  9. Any serious contest on legal or factual issues should signal a denial of recourse to an order;
  10. Double recovery can be prevented by the jurisdiction of the civil courts to require proper accounting of all sums recovered; and
  11. A compensation order may be appropriate where a related civil judgment has been rendered unenforceable as a result of bankruptcy.

No single factor should be determinative on whether restitution should be ordered.[11]

The purpose of the order is to be part of the sentence, not to compensate for losses.[12]

Under section 380.3(1), when a person is convicted of fraud, the court is specifically required to inquire into whether restitution is being sought from the victim's involved. If the judge decides not to order restitution he must under s. 380.3(5), give reasons for the decision.
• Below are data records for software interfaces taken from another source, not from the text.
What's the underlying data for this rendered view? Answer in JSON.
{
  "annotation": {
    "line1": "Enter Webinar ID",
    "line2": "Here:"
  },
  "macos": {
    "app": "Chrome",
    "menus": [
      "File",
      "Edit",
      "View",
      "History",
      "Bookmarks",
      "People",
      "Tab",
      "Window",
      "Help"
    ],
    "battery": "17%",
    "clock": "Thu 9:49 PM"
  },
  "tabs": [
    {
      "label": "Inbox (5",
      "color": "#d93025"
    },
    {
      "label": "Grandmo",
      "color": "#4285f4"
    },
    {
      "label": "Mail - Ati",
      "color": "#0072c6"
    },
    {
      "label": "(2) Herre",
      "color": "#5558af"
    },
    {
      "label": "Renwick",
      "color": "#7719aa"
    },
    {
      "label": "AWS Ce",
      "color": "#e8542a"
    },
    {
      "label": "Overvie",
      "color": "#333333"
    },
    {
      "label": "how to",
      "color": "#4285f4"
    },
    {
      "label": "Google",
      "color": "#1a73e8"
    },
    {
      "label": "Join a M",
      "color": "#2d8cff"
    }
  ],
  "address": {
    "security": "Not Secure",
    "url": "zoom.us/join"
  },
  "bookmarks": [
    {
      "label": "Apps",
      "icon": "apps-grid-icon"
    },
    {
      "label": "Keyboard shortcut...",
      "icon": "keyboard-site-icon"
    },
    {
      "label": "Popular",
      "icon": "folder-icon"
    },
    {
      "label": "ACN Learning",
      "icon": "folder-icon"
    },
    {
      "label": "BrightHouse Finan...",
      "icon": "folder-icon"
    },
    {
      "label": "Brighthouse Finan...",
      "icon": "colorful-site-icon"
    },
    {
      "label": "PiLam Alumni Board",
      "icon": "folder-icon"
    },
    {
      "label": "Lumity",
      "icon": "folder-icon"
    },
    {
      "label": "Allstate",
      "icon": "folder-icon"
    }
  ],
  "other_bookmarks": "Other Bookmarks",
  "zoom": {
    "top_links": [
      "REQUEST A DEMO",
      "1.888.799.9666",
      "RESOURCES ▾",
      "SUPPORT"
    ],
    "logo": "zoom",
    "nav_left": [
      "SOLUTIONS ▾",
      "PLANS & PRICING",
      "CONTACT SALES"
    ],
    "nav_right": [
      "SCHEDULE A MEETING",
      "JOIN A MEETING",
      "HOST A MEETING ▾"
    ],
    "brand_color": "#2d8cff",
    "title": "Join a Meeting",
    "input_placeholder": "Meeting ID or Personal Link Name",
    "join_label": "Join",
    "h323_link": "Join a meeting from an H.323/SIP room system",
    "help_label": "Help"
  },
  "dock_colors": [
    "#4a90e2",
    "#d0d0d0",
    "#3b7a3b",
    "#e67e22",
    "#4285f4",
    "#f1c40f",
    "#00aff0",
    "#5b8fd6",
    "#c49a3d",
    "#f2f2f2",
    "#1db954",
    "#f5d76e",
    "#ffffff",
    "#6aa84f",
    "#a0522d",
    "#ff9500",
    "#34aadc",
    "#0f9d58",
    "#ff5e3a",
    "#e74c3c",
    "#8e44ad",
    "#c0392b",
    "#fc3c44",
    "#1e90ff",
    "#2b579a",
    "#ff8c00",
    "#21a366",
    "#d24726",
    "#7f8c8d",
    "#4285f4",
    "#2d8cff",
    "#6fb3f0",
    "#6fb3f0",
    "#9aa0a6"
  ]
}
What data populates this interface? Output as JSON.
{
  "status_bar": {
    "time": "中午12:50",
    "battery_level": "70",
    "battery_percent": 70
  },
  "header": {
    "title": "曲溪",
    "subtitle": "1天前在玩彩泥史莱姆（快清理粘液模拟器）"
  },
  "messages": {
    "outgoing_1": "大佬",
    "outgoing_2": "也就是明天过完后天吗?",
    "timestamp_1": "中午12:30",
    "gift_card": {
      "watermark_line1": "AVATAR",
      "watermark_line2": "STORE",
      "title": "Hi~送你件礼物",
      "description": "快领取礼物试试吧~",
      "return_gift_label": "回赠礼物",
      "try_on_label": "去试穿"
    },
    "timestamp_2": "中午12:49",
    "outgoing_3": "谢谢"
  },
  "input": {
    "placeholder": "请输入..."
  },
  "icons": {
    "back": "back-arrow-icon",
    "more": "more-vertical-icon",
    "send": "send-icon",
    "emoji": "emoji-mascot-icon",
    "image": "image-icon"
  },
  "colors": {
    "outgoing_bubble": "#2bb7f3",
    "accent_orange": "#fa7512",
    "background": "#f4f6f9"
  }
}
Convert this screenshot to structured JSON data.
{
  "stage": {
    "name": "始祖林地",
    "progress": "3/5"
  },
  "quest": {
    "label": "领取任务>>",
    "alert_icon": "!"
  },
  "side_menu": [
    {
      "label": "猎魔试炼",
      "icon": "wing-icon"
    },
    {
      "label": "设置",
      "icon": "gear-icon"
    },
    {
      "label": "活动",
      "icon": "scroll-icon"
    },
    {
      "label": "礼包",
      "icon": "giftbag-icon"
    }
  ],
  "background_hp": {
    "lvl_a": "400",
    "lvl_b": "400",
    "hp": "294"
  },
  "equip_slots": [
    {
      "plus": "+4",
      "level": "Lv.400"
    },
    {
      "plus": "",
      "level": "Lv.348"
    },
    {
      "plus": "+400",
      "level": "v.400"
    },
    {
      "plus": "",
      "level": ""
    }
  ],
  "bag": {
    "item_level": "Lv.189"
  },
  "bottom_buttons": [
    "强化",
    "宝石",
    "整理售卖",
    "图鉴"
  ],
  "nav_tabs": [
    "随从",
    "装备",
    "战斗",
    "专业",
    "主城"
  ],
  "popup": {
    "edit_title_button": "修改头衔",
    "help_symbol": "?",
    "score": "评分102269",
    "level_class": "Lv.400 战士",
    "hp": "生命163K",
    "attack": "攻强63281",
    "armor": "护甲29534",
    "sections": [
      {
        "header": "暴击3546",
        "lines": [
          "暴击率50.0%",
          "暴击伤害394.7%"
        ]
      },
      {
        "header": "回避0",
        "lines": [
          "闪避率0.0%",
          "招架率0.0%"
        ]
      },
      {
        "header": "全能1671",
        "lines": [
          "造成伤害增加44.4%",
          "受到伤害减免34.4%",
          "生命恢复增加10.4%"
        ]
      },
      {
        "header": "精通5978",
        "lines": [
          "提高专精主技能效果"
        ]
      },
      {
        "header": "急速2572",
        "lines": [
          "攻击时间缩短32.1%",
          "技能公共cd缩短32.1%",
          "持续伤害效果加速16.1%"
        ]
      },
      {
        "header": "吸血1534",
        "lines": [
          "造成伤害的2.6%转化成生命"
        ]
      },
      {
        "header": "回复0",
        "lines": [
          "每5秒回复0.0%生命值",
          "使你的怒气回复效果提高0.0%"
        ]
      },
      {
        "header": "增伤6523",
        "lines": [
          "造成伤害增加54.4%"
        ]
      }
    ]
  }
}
  1. R. v. Fitzgibbon, [1990] 1 S.C.R. 1005 [1]
    R. v. Yates, 2002 BCCA 583 [2]
  2. s. 738
  3. s. 741
  4. R. v. Siemens, 1999 CanLII 18651 (MB C.A.)[
  5. R. v. Dashner, (1973) BCCA; R. v. Biegus, 1999 CanLII 3815 (ON C.A.) [3]; R. v. Brown (1999) BCCA; R. v. Fitzgibbon, supra
  6. R. v. Ratt, 2005 SKCA 110; R. v. R. v. DeBay, 2001 NSCA 48 [4]
  7. R. v. Yates 2002 BCCA 583 at paras. 12 and 17
  8. R. v. Devgan 1999 CanLII 2412 (ON C.A.)
    See also: R. v. Zelensky at 111-13
    R. v. Fitzgibbon at 454-55
    London Life Insurance Co. v. Zavitz at 270
    R. v. Scherer, (1984), 16 C.C.C.(3d) 30 (Ont. C.A.) at 37-38
    R. v. Salituro, (1990), 56 C.C.C.(3d) 350 (Ont. C.A.) at 372-73
    R. v. Horne 1996 CanLII 8051 (ON S.C.), (1996), 34 O.R.(3d) 142 (Gen. Div.) At 148-49
    R. v. Carter at 75 - 76.
  9. R. v. Zelensky, 1978 CanLII 8 (SCC), [1978] 2 SCR 940
  10. R. v. Castro, [2010] ONCA 718 at paras. 26 and 43
  11. R v Castro, 2010 ONCA 718 at para. 27
  12. See R. v. Castro, [2010] ONCA 718 at paras. 26 and 43